Keep the pictures out of the copy and repeat the records exactly.

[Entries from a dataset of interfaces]
· · · ·
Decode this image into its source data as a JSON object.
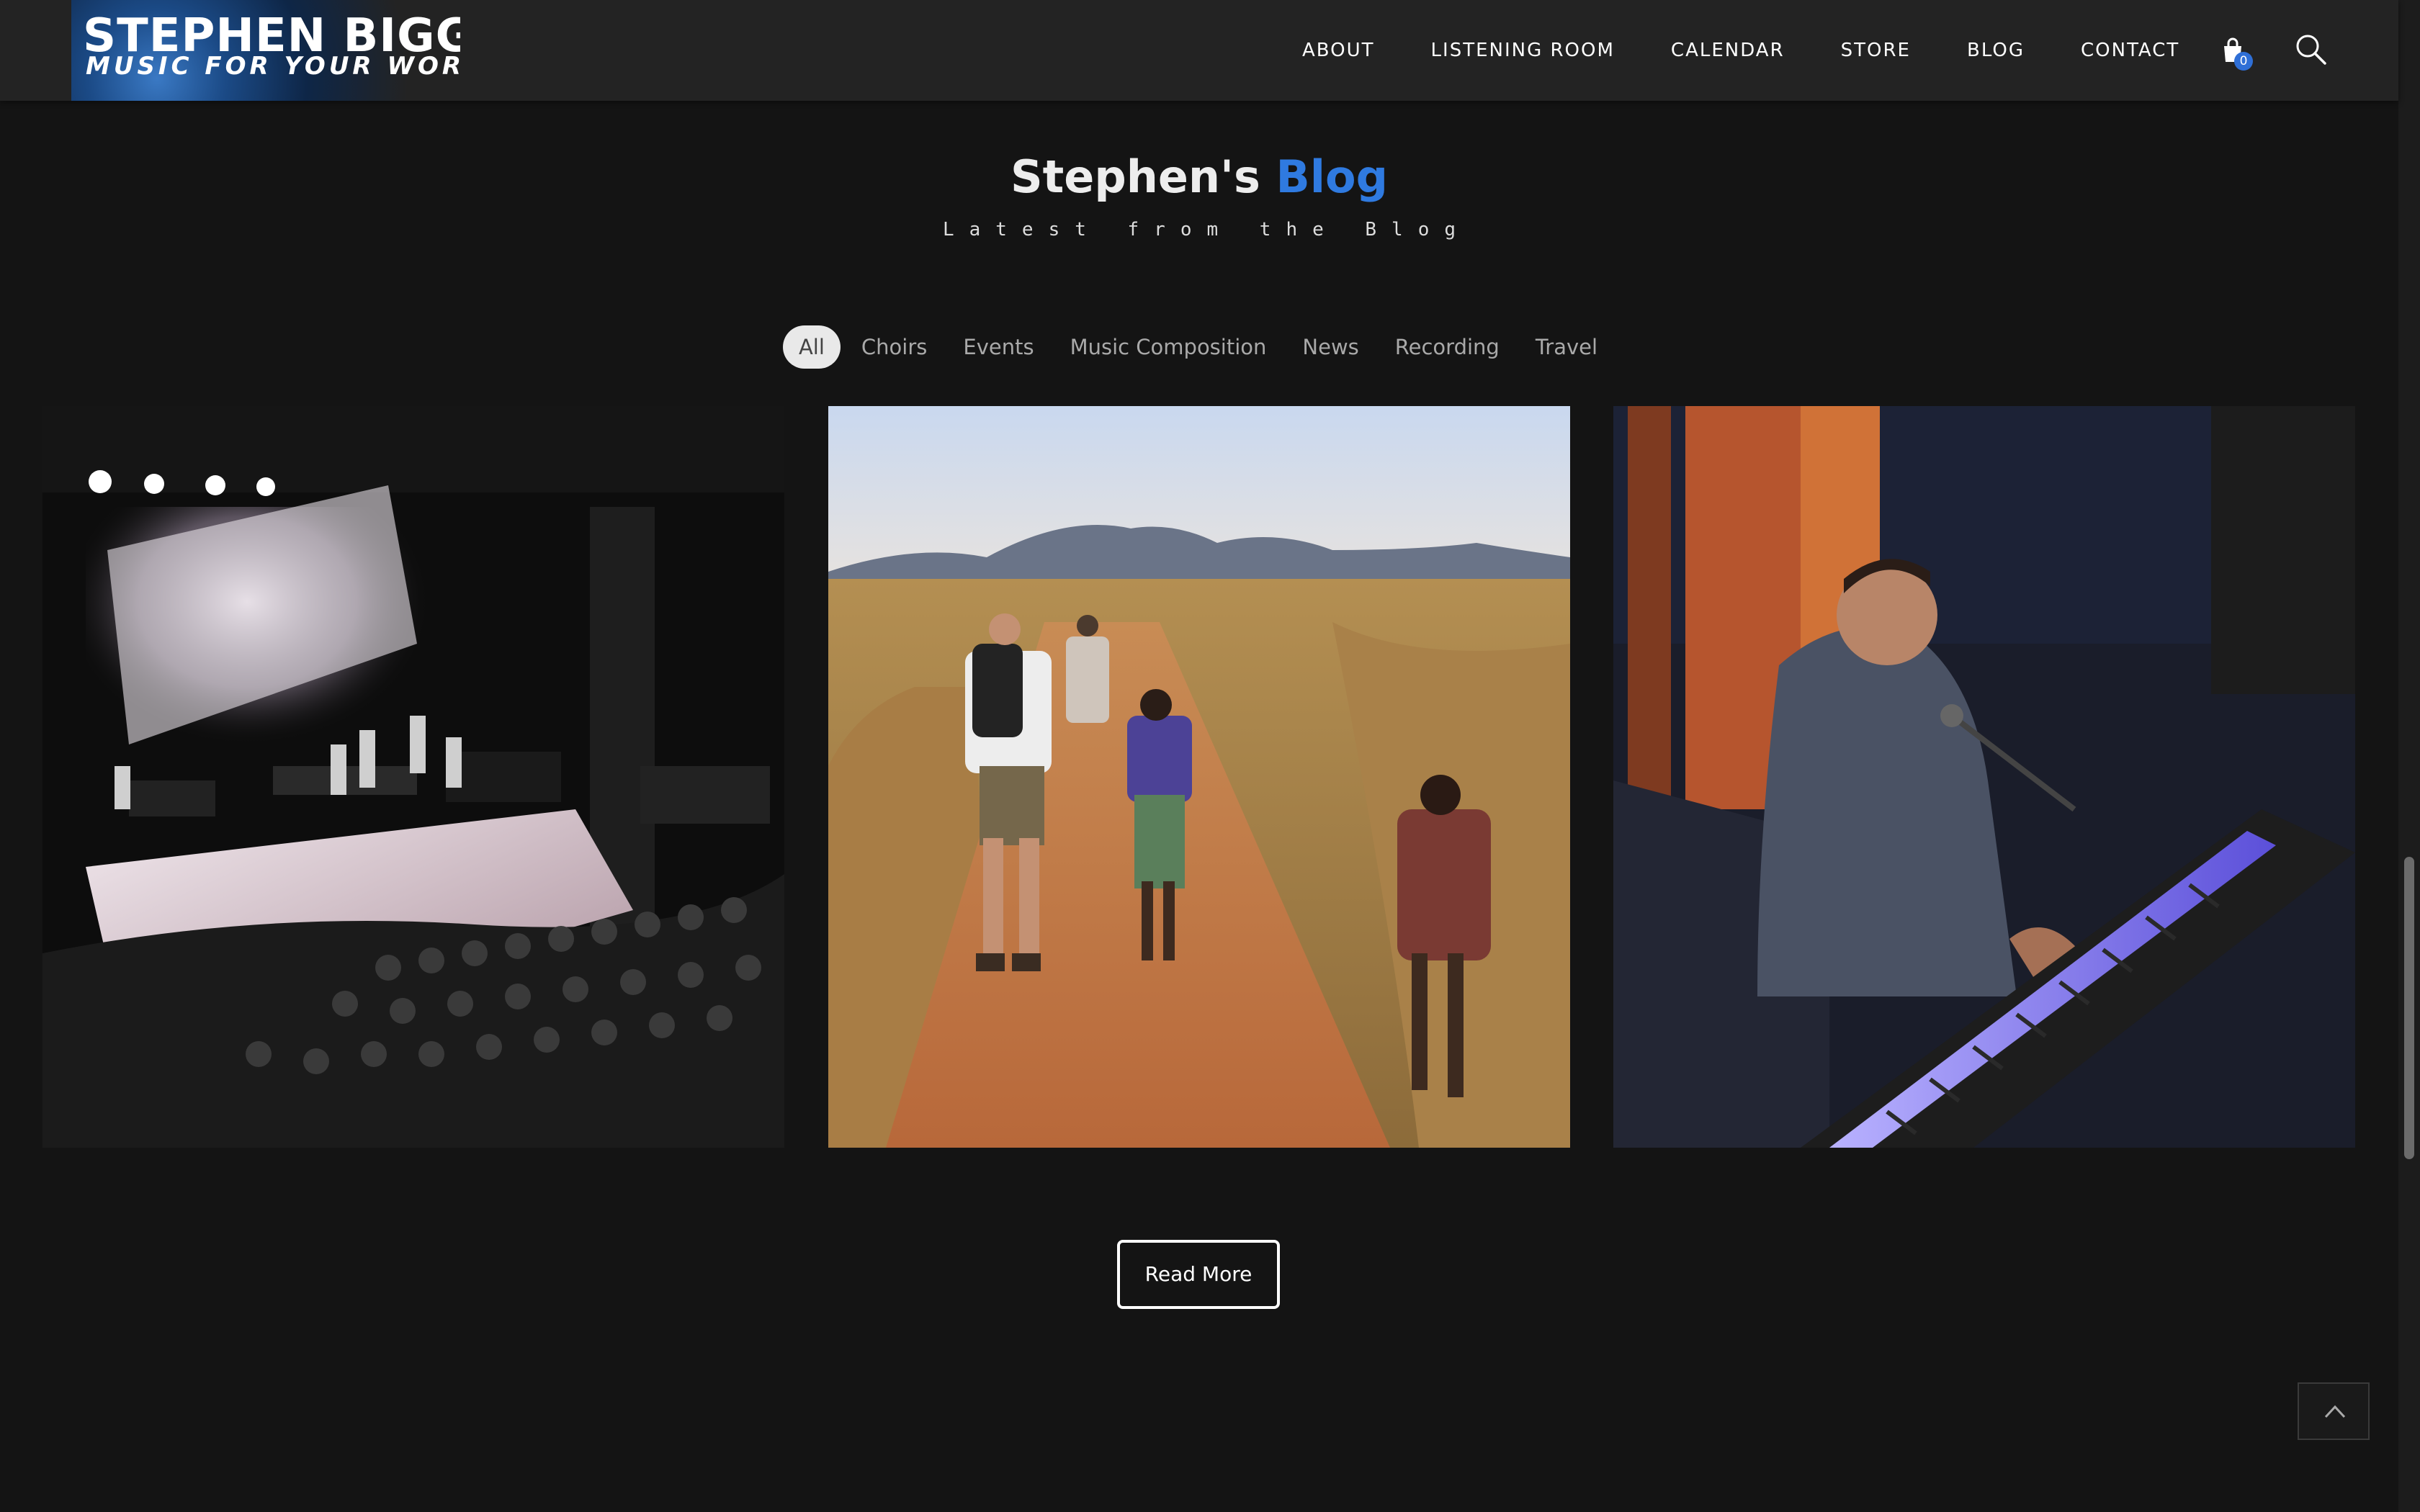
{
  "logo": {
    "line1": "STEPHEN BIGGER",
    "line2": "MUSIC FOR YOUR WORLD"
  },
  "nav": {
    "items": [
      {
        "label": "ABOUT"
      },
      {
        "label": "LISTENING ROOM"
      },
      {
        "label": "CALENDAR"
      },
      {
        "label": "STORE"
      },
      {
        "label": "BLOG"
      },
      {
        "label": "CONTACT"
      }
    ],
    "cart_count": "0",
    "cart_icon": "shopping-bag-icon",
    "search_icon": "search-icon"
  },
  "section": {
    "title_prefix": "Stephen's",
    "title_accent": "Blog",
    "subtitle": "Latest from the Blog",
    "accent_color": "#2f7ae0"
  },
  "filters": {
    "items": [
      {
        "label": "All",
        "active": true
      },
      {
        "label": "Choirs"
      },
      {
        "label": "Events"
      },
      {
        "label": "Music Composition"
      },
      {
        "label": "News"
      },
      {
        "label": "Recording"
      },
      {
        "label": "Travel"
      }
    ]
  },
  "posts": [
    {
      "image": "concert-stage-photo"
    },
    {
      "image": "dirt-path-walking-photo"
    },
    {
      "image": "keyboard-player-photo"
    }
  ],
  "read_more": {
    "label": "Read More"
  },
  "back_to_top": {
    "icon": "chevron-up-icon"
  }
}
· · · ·
**EXERCISE RESULT:**
Decode this image into its source data as a JSON object.
{
  "logo": {
    "line1": "STEPHEN BIGGER",
    "line2": "MUSIC FOR YOUR WORLD"
  },
  "nav": {
    "items": [
      {
        "label": "ABOUT"
      },
      {
        "label": "LISTENING ROOM"
      },
      {
        "label": "CALENDAR"
      },
      {
        "label": "STORE"
      },
      {
        "label": "BLOG"
      },
      {
        "label": "CONTACT"
      }
    ],
    "cart_count": "0",
    "cart_icon": "shopping-bag-icon",
    "search_icon": "search-icon"
  },
  "section": {
    "title_prefix": "Stephen's",
    "title_accent": "Blog",
    "subtitle": "Latest from the Blog",
    "accent_color": "#2f7ae0"
  },
  "filters": {
    "items": [
      {
        "label": "All",
        "active": true
      },
      {
        "label": "Choirs"
      },
      {
        "label": "Events"
      },
      {
        "label": "Music Composition"
      },
      {
        "label": "News"
      },
      {
        "label": "Recording"
      },
      {
        "label": "Travel"
      }
    ]
  },
  "posts": [
    {
      "image": "concert-stage-photo"
    },
    {
      "image": "dirt-path-walking-photo"
    },
    {
      "image": "keyboard-player-photo"
    }
  ],
  "read_more": {
    "label": "Read More"
  },
  "back_to_top": {
    "icon": "chevron-up-icon"
  }
}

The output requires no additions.